Posted 15 October, 2018 by Nikki in General / 8 Comments

Normally, I have a policy of commenting back on the blogs of everyone who comments here. It slipped for a while due to complete lack of time between working, studying and moving, but I’m trying to get back into the habit now. However, during the last week someone commented on my blog and I blithely went to comment back on theirs… only to find that they hold views completely repugnant to me.

I’m (somewhat) okay with having friends who disagree with me, who even think that (for example) homosexuality is a sin, support Trump, support Brexit, think that trigger/content warnings are political correctness gone mad, etc, etc. But those friends are usually friends who mostly keep it under their hat when around me unless we decide to discuss it in a civil manner: they don’t openly rank homosexuality with paedophilia, or tell me my wife should have been turned back at the border, etc. I don’t usually make friends with people who openly declare that they think I’m going to hell, and to be quite frank, pushing one’s boundaries and not living in an echo chamber is one thing — putting up with someone who sounds honestly gleeful about how disgusting they find me and people I love is quite another.

And, being honest… I know another blogger can’t do anything to harm me, but going to their blog to find their comments about homosexuality being a sin and perversion felt like a bucket of ice cold water being dumped over my head. I was scared. People like that make the world a frightening place for people like me. Even if they themselves do nothing but talk, people like them followed me and my sister around at school telling us we should kill ourselves; people like that leave people like me for dead on the side of the road, not just historically but now (with homophobic attacks in my own country up almost 80% in the last four years). People like me have to be careful.

It was a harsh reminder that sharing a love of books with someone doesn’t mean we share anything else. Maybe if their top review hadn’t contained a disgusted comment about the book involving homosexuality, we’d have had a short chat about books and parted none the wiser. But I did see that.
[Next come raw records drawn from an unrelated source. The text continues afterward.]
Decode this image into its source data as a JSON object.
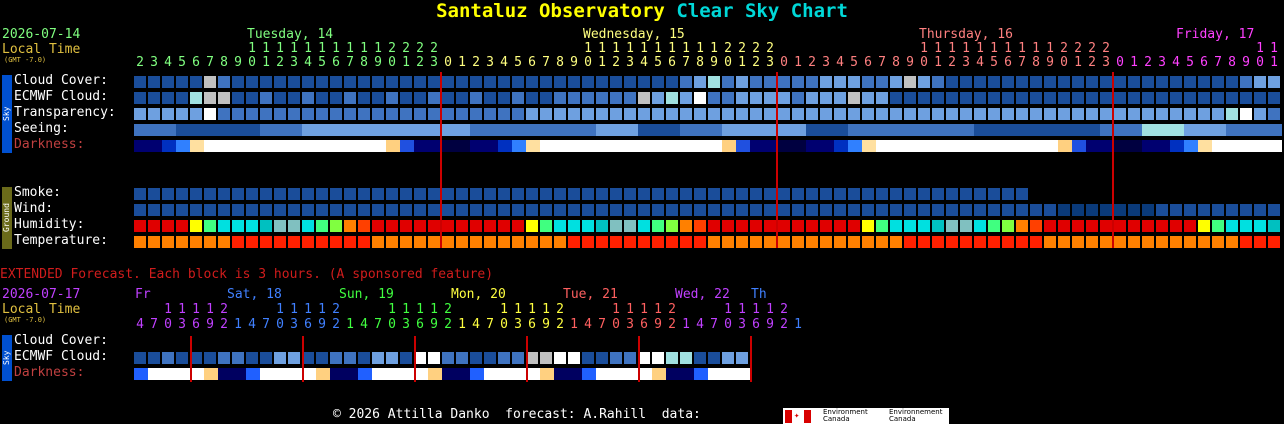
{
  "title": {
    "part1": "Santaluz Observatory",
    "part2": "Clear Sky Chart"
  },
  "header": {
    "date": "2026-07-14",
    "local_time": "Local Time",
    "gmt": "(GMT -7.0)",
    "days": [
      {
        "label": "Tuesday, 14",
        "color": "#80ff80"
      },
      {
        "label": "Wednesday, 15",
        "color": "#ffff80"
      },
      {
        "label": "Thursday, 16",
        "color": "#ff8080"
      },
      {
        "label": "Friday, 17",
        "color": "#ff40ff"
      }
    ]
  },
  "sky_labels": {
    "cloud": "Cloud Cover:",
    "ecmwf": "ECMWF Cloud:",
    "transparency": "Transparency:",
    "seeing": "Seeing:",
    "darkness": "Darkness:"
  },
  "ground_labels": {
    "smoke": "Smoke:",
    "wind": "Wind:",
    "humidity": "Humidity:",
    "temperature": "Temperature:"
  },
  "sidebar": {
    "sky": "Sky",
    "ground": "Ground"
  },
  "colors": {
    "sidebar_sky": "#0050d0",
    "sidebar_ground": "#6a6a1a",
    "darkness_label": "#c04040",
    "midnight_line": "#cc0000",
    "extended_text": "#d01c1c"
  },
  "extended": {
    "note": "EXTENDED Forecast. Each block is 3 hours. (A sponsored feature)",
    "date": "2026-07-17",
    "local_time": "Local Time",
    "gmt": "(GMT -7.0)",
    "days": [
      {
        "label": "Fr",
        "color": "#c040ff"
      },
      {
        "label": "Sat, 18",
        "color": "#4080ff"
      },
      {
        "label": "Sun, 19",
        "color": "#40ff40"
      },
      {
        "label": "Mon, 20",
        "color": "#ffff40"
      },
      {
        "label": "Tue, 21",
        "color": "#ff6060"
      },
      {
        "label": "Wed, 22",
        "color": "#c040ff"
      },
      {
        "label": "Th",
        "color": "#4080ff"
      }
    ],
    "labels": {
      "cloud": "Cloud Cover:",
      "ecmwf": "ECMWF Cloud:",
      "darkness": "Darkness:"
    }
  },
  "footer": "© 2026 Attilla Danko  forecast: A.Rahill  data:",
  "logo": {
    "en1": "Environment",
    "en2": "Canada",
    "fr1": "Environnement",
    "fr2": "Canada"
  }
}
So, should I have commented? I don’t know. In the end, I decided that they too would probably prefer it if I didn’t comment, given the givens. I definitely felt safer not doing so.